As the clock ticks down to Thursday’s decision on interest rates by the Bank of England, temperatures are rising over whether its monetary policy committee will cut them by a quarter of a percentage point. Yes, that is 0.25 per cent.
Of course, the decision will be important but the volume of noise in the City is in danger of drowning out a debate that is needed about what our central bank’s goals should be and how it goes about achieving them.
At one point in his best-selling book about a doctor’s life in Britain’s hospitals This is Going to Hurt, Adam Kay says that people love the NHS despite its faults, adding: “No one talks in fond tones about the Bank of England.”
The Bank’s governors would certainly agree that they do not want or expect love, but perhaps some respect for doing their best to hit their statutory target. The problem is that their target of keeping inflation at 2 per cent with a margin of error of 1 per cent on either side has proved inadequate.
Inflation has been as high as 5.2 per cent and below zero over the last 10 years and yet interest rates have hardly moved since 2009. This shows that the Money Policy Committee MPC has kept its eye on the longer-term goal of keeping the economy afloat.
Like a swan, all the action has been going on below the surface. Since November 2009 it has injected £435 billion into the financial system through a process known as quantitative easing (QE).
QE, as it is generally known, involves buying government bonds from investors and crediting their accounts at the bank with an equivalent amount in cash. All that cash going into the bond market will also push up the price of bonds, simultaneously bringing down yields.
While that sounds technical, it was important as it pushed down interest rates attached to yields, lowering the cost of borrowing and providing a stimulus to the economy. That helped pull the economy out of recession in 2009.
But the £435 billion has stayed in the system and, with interest rates near zero, both households and investors have found it easy to borrow to buy assets such as homes, land and art while pushing stock markets to record highs.
The slump in rates has delivered a hammer blow to pensioners whose annuity rates are among those connected to gilts.
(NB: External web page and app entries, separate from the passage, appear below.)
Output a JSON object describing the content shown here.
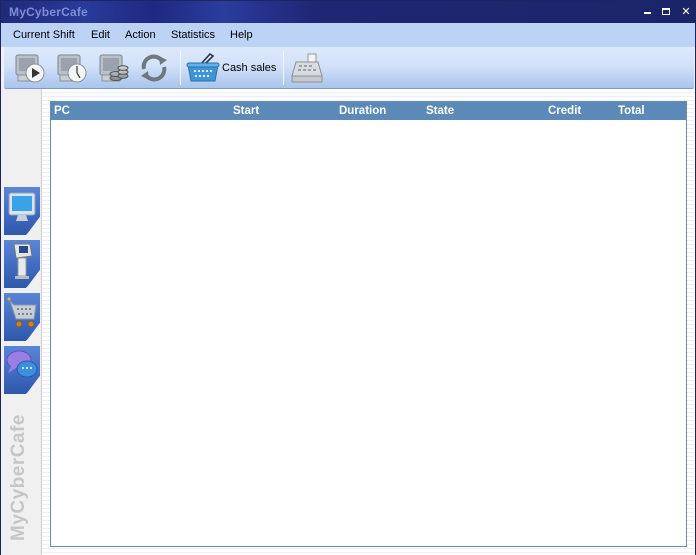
{
  "window": {
    "title": "MyCyberCafe",
    "controls": {
      "minimize": "minimize",
      "maximize": "maximize",
      "close": "close"
    }
  },
  "menu": {
    "items": [
      {
        "label": "Current Shift"
      },
      {
        "label": "Edit"
      },
      {
        "label": "Action"
      },
      {
        "label": "Statistics"
      },
      {
        "label": "Help"
      }
    ]
  },
  "toolbar": {
    "buttons": [
      {
        "icon": "start-session-icon",
        "label": ""
      },
      {
        "icon": "timed-session-icon",
        "label": ""
      },
      {
        "icon": "prepaid-session-icon",
        "label": ""
      },
      {
        "icon": "refresh-icon",
        "label": ""
      },
      {
        "icon": "shopping-basket-icon",
        "label": "Cash sales"
      },
      {
        "icon": "cash-register-icon",
        "label": ""
      }
    ]
  },
  "sidebar": {
    "items": [
      {
        "icon": "computer-monitor-icon",
        "name": "computers"
      },
      {
        "icon": "kiosk-terminal-icon",
        "name": "terminals"
      },
      {
        "icon": "shopping-cart-icon",
        "name": "shop"
      },
      {
        "icon": "chat-bubbles-icon",
        "name": "messages"
      }
    ],
    "brand_text": "MyCyberCafe"
  },
  "grid": {
    "columns": [
      {
        "label": "PC"
      },
      {
        "label": "Start"
      },
      {
        "label": "Duration"
      },
      {
        "label": "State"
      },
      {
        "label": "Credit"
      },
      {
        "label": "Total"
      }
    ],
    "rows": []
  },
  "colors": {
    "titlebar": "#1c2466",
    "title_text": "#7d8fd8",
    "menubar": "#bcd3f5",
    "grid_header": "#5b89b8",
    "sidebar_button": "#3f69c0"
  }
}
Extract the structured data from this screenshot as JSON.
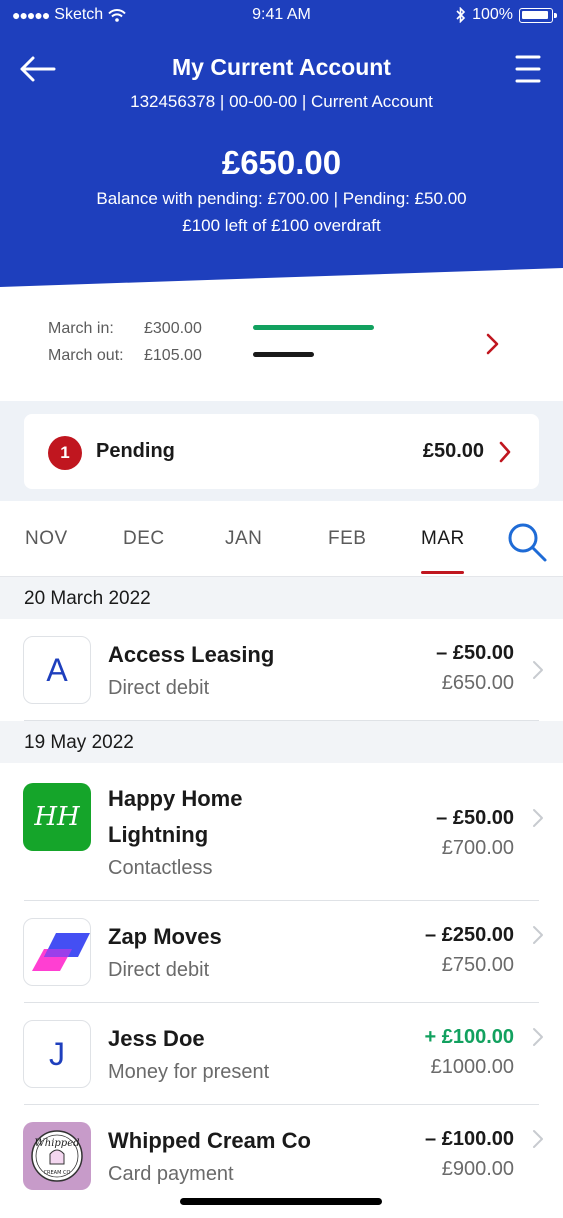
{
  "status_bar": {
    "carrier": "Sketch",
    "time": "9:41 AM",
    "battery": "100%"
  },
  "header": {
    "title": "My Current Account",
    "account_details": "132456378 | 00-00-00 | Current Account",
    "balance": "£650.00",
    "pending_line": "Balance with pending: £700.00 | Pending: £50.00",
    "overdraft_line": "£100 left of £100 overdraft",
    "brand_color": "#1e3fbd"
  },
  "summary": {
    "in_label": "March in:",
    "in_value": "£300.00",
    "out_label": "March out:",
    "out_value": "£105.00",
    "in_color": "#12a15f",
    "out_color": "#1a1a1a"
  },
  "pending": {
    "count": "1",
    "label": "Pending",
    "amount": "£50.00"
  },
  "tabs": [
    {
      "label": "NOV"
    },
    {
      "label": "DEC"
    },
    {
      "label": "JAN"
    },
    {
      "label": "FEB"
    },
    {
      "label": "MAR",
      "active": true
    }
  ],
  "groups": [
    {
      "date": "20 March 2022",
      "transactions": [
        {
          "icon": "letter-a-logo",
          "logo_text": "A",
          "name": "Access Leasing",
          "type": "Direct debit",
          "amount": "– £50.00",
          "balance": "£650.00"
        }
      ]
    },
    {
      "date": "19 May 2022",
      "transactions": [
        {
          "icon": "happy-home-logo",
          "logo_text": "HH",
          "name": "Happy Home Lightning",
          "name_line1": "Happy Home",
          "name_line2": "Lightning",
          "type": "Contactless",
          "amount": "– £50.00",
          "balance": "£700.00"
        },
        {
          "icon": "zap-moves-logo",
          "name": "Zap Moves",
          "type": "Direct debit",
          "amount": "– £250.00",
          "balance": "£750.00"
        },
        {
          "icon": "letter-j-logo",
          "logo_text": "J",
          "name": "Jess Doe",
          "type": "Money for present",
          "amount": "+ £100.00",
          "balance": "£1000.00",
          "credit": true
        },
        {
          "icon": "whipped-cream-logo",
          "logo_text": "Whipped",
          "logo_subtext": "CREAM CO",
          "name": "Whipped Cream Co",
          "type": "Card payment",
          "amount": "– £100.00",
          "balance": "£900.00"
        }
      ]
    }
  ],
  "colors": {
    "accent_red": "#c0161f",
    "credit_green": "#12a15f",
    "link_blue": "#1e6bd6"
  }
}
This means that their income has decreased.
The Bank’s own research in 2018 found that while the wealth of the top tenth of wealthy households rose by an average of £350,000 between 2006 and 2014, the bottom tenth of households gained just £3,000 or £375 a year.
Add to that the fact that average wages have only just got back to their level before the crisis and it is not unreasonable to ascribe the rise in populism to a general anger that “ordinary people” have suffered while the banks were rescued, and no financier has gone to jail for events during the crisis. The Leave vote in the referendum was almost certainly boosted by those “left behind” by the rush to buy assets.
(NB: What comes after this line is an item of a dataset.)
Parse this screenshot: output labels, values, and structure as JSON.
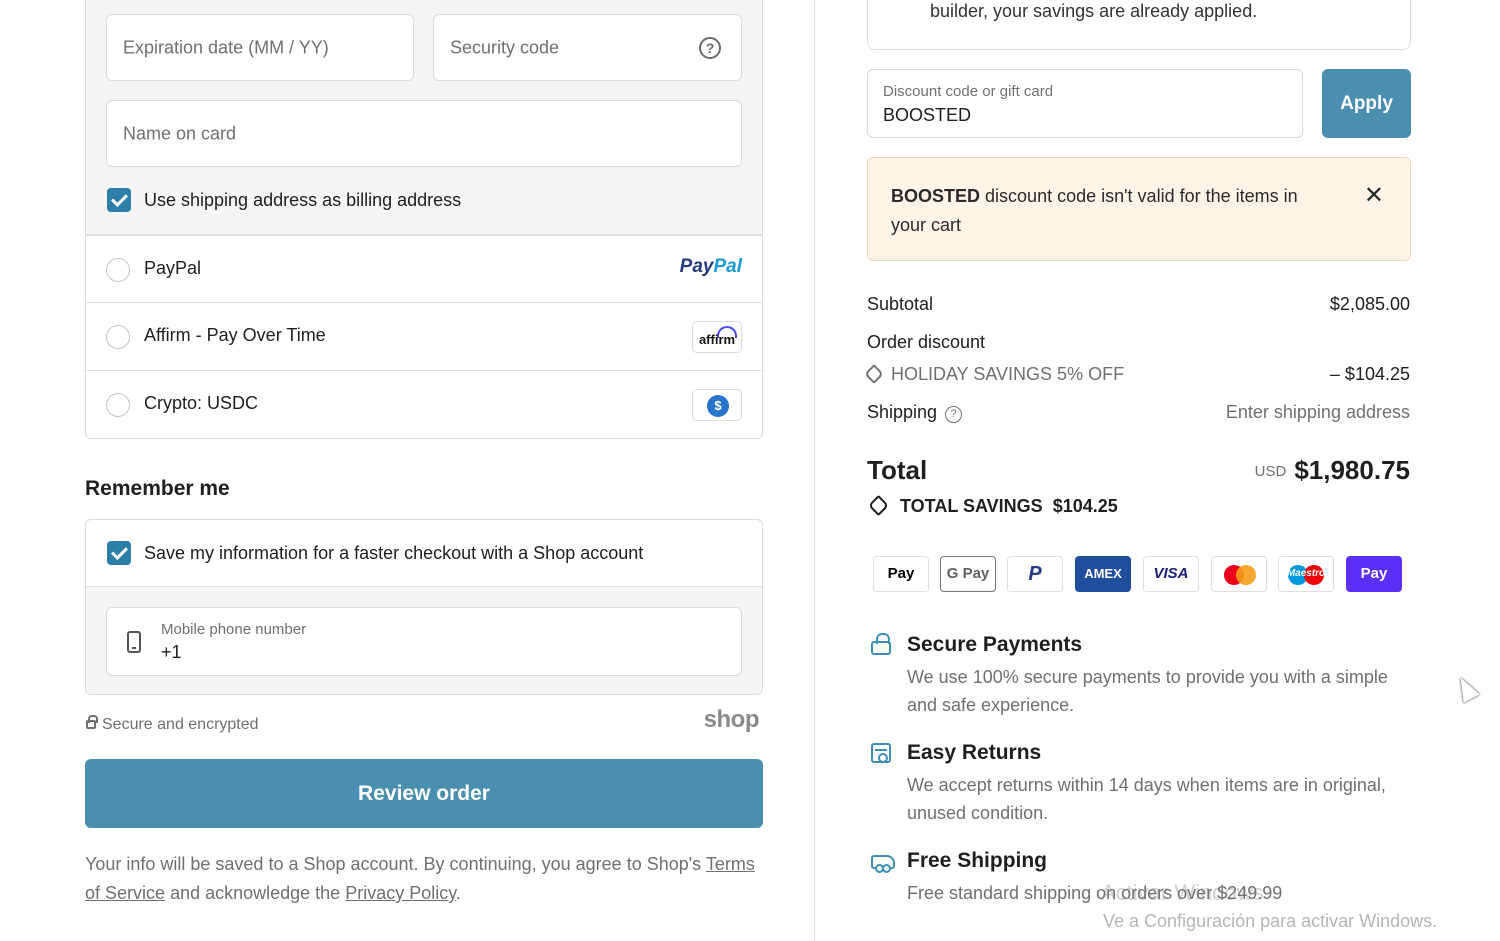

The Bank is an agency of the government and cannot change all its own rules but can at least begin the debate. There is no shortage of suggestions. One collection of ideas by the thinktank NIESR includes a dozen proposals by experts in their individual fields.
Ideas include raising the inflation target to 4 per cent from 2 per cent and giving greater focus on what is happening in financial markets and asset prices. The fact that the Bank now holds half a trillion pounds of debts raises the need for it to coordinate with bodies such as the Debt Management Office and the Prudential Regulation Authority.
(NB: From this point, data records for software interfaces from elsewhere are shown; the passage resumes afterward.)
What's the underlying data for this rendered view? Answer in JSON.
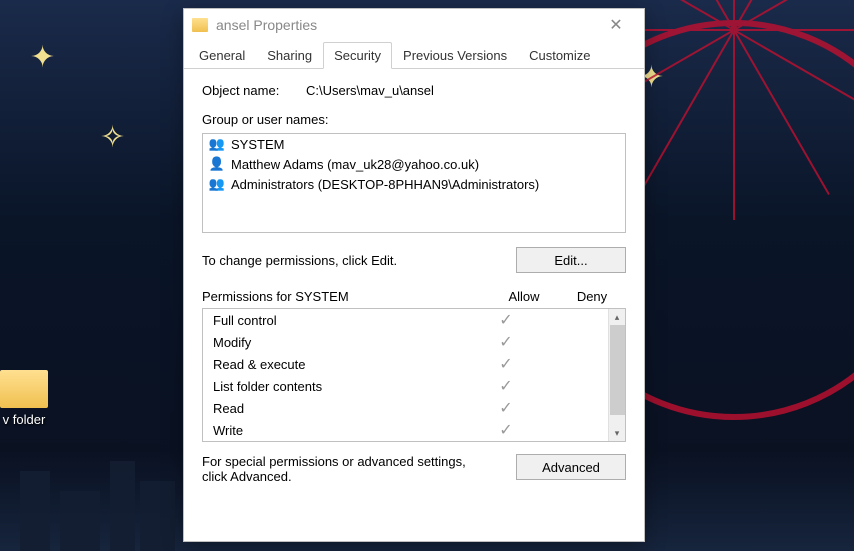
{
  "desktop": {
    "folder_label": "v folder"
  },
  "dialog": {
    "title": "ansel Properties",
    "tabs": {
      "general": "General",
      "sharing": "Sharing",
      "security": "Security",
      "previous": "Previous Versions",
      "customize": "Customize"
    },
    "object_name_label": "Object name:",
    "object_name_value": "C:\\Users\\mav_u\\ansel",
    "group_label": "Group or user names:",
    "users": [
      {
        "icon": "group-icon",
        "name": "SYSTEM"
      },
      {
        "icon": "user-icon",
        "name": "Matthew Adams (mav_uk28@yahoo.co.uk)"
      },
      {
        "icon": "group-icon",
        "name": "Administrators (DESKTOP-8PHHAN9\\Administrators)"
      }
    ],
    "change_text": "To change permissions, click Edit.",
    "edit_button": "Edit...",
    "permissions_label": "Permissions for SYSTEM",
    "allow_col": "Allow",
    "deny_col": "Deny",
    "permissions": [
      {
        "name": "Full control",
        "allow": true,
        "deny": false
      },
      {
        "name": "Modify",
        "allow": true,
        "deny": false
      },
      {
        "name": "Read & execute",
        "allow": true,
        "deny": false
      },
      {
        "name": "List folder contents",
        "allow": true,
        "deny": false
      },
      {
        "name": "Read",
        "allow": true,
        "deny": false
      },
      {
        "name": "Write",
        "allow": true,
        "deny": false
      }
    ],
    "advanced_text": "For special permissions or advanced settings, click Advanced.",
    "advanced_button": "Advanced"
  }
}
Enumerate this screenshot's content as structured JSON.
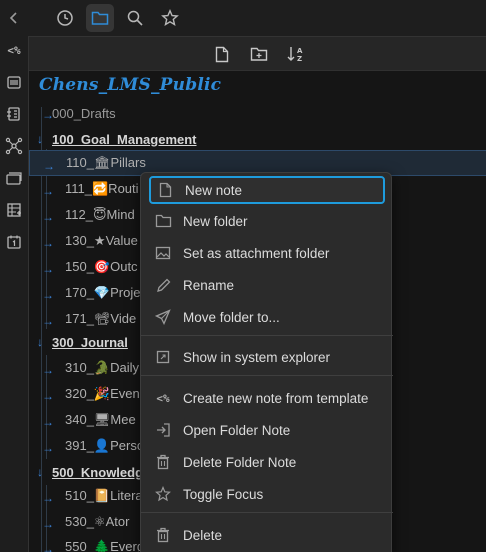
{
  "topbar": {
    "icons": [
      "chevron-left-icon",
      "clock-icon",
      "folder-icon",
      "search-icon",
      "star-icon"
    ]
  },
  "ribbon": {
    "template_text": "<%"
  },
  "vault": {
    "title": "Chens_LMS_Public"
  },
  "tree": {
    "drafts": "000_Drafts",
    "goal": "100_Goal_Management",
    "pillars": "110_🏛Pillars",
    "routines": "111_🔁Routi",
    "mind": "112_😇Mind",
    "values": "130_★Value",
    "outcomes": "150_🎯Outc",
    "projects": "170_💎Proje",
    "videos": "171_📽Vide",
    "journal": "300_Journal",
    "daily": "310_🐊Daily",
    "events": "320_🎉Even",
    "meetings": "340_🖥Mee",
    "personal": "391_👤Perso",
    "knowledge": "500_Knowledg",
    "literature": "510_📔Litera",
    "atomic": "530_⚛Ator",
    "evergreen": "550_🌲Everg"
  },
  "menu": {
    "new_note": "New note",
    "new_folder": "New folder",
    "set_attachment": "Set as attachment folder",
    "rename": "Rename",
    "move_folder": "Move folder to...",
    "show_explorer": "Show in system explorer",
    "template_icon_text": "<%",
    "create_from_template": "Create new note from template",
    "open_folder_note": "Open Folder Note",
    "delete_folder_note": "Delete Folder Note",
    "toggle_focus": "Toggle Focus",
    "delete": "Delete"
  },
  "colors": {
    "accent": "#1e9bdc",
    "vault_title": "#2f8cd8",
    "arrow": "#3b82d6"
  }
}
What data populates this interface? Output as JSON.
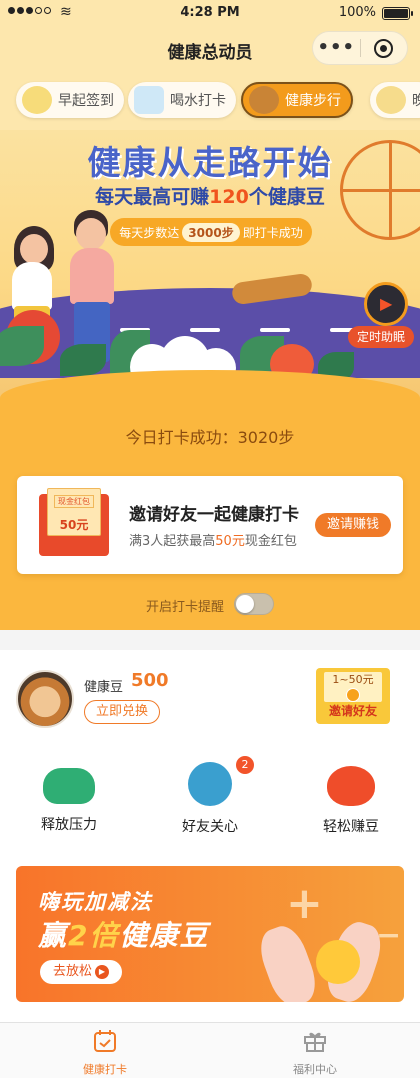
{
  "status_bar": {
    "time": "4:28 PM",
    "battery": "100%"
  },
  "nav": {
    "title": "健康总动员",
    "more_label": "•••"
  },
  "tabs": [
    {
      "label": "早起签到",
      "active": false
    },
    {
      "label": "喝水打卡",
      "active": false
    },
    {
      "label": "健康步行",
      "active": true
    },
    {
      "label": "晚",
      "active": false
    }
  ],
  "banner": {
    "title": "健康从走路开始",
    "sub_prefix": "每天最高可赚",
    "sub_highlight": "120",
    "sub_suffix": "个健康豆",
    "pill_prefix": "每天步数达",
    "pill_steps": "3000步",
    "pill_suffix": "即打卡成功",
    "sleep_label": "定时助眠"
  },
  "checkin": {
    "today_text": "今日打卡成功：3020步"
  },
  "invite_card": {
    "envelope_tag": "现金红包",
    "envelope_value": "50元",
    "title": "邀请好友一起健康打卡",
    "sub_prefix": "满3人起获最高",
    "sub_highlight": "50元",
    "sub_suffix": "现金红包",
    "button": "邀请赚钱"
  },
  "reminder": {
    "label": "开启打卡提醒",
    "enabled": false
  },
  "beans": {
    "label": "健康豆",
    "value": "500",
    "redeem": "立即兑换",
    "invite_range": "1~50元",
    "invite_label": "邀请好友"
  },
  "features": [
    {
      "label": "释放压力",
      "icon": "gamepad-icon",
      "color": "#2fae74"
    },
    {
      "label": "好友关心",
      "icon": "heart-icon",
      "color": "#3a9fcf",
      "badge": "2"
    },
    {
      "label": "轻松赚豆",
      "icon": "bean-icon",
      "color": "#ef4d2a"
    }
  ],
  "promo": {
    "line1": "嗨玩加减法",
    "line2_prefix": "赢",
    "line2_highlight": "2倍",
    "line2_suffix": "健康豆",
    "button": "去放松"
  },
  "tabbar": [
    {
      "label": "健康打卡",
      "icon": "calendar-check-icon",
      "active": true
    },
    {
      "label": "福利中心",
      "icon": "gift-icon",
      "active": false
    }
  ],
  "colors": {
    "accent": "#f07a28",
    "banner_bg": "#fde7ad",
    "orange_bg": "#fbb73e"
  }
}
The fact that the voting record of the MPC shows little evidence of dissent raises the need to look at whether external members should be chosen in a way that offers more debate and less consensus.
Labour's idea of a People's QE, under which the Bank would purchase bonds for a state-owned National Investment Bank that would finance projects such as transport and council housing, might be dead for now but should not be forgotten.
This week’s MPC meeting will be Mark Carney’s last as governor and the arrival his successor in the form of Andrew Bailey, gives a once-in-eight-years opportunity to embark on a serious rethink. The US Federal Reserve has started a review and last week the European Central Bank (ECB) did the same but in the UK, the Government have sat on their hands.
The most important decision the Bank can take this year will not be on interest rates on Thursday but to launch that wide-ranging review to help establish a new bank for a new era.